#### Brief
Report, from the records below, every line where the word "chevron" appears.

#### Interface dataset entries
=-=-=-=-=

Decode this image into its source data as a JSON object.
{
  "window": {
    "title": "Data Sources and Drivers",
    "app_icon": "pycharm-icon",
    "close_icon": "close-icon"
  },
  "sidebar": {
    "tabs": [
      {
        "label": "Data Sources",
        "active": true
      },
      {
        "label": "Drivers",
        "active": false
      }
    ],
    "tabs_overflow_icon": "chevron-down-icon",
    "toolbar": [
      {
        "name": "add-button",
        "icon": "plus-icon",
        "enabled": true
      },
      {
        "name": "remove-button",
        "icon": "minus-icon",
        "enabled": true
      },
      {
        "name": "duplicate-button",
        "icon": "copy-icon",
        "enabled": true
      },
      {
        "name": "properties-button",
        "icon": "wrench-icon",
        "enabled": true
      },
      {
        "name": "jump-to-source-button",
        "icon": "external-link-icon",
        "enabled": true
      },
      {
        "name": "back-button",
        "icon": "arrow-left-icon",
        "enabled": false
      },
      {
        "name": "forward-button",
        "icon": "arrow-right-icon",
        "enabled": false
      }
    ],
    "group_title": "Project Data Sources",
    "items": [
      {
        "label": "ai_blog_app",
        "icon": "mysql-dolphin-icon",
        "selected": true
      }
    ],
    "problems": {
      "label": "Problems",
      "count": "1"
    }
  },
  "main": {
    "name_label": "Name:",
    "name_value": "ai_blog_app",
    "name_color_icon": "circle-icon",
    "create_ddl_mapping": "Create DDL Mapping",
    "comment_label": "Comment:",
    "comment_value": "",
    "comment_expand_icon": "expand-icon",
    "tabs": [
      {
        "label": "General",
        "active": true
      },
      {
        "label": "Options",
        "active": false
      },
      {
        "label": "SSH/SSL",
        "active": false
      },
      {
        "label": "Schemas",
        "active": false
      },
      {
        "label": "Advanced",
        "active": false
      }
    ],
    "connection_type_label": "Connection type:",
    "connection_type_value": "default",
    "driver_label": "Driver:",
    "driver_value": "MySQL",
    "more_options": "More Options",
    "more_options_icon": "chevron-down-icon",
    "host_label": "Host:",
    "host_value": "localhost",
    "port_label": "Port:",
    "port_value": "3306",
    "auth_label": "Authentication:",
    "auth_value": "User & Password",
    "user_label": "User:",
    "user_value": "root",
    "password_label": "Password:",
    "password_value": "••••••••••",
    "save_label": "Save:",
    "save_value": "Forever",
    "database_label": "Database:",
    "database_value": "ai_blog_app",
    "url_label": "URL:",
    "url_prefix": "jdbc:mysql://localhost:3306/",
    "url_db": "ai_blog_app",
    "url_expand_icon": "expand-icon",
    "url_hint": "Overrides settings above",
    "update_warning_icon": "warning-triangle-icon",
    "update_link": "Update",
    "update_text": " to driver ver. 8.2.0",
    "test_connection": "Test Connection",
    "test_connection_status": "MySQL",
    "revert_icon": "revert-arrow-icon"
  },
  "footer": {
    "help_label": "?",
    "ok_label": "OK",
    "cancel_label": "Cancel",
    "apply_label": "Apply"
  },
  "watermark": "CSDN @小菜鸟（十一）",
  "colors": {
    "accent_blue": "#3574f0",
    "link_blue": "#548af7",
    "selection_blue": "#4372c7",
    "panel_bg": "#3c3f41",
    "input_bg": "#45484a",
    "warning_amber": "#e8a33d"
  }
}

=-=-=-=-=

#### Response area
    "tabs_overflow_icon": "chevron-down-icon",
    "more_options_icon": "chevron-down-icon",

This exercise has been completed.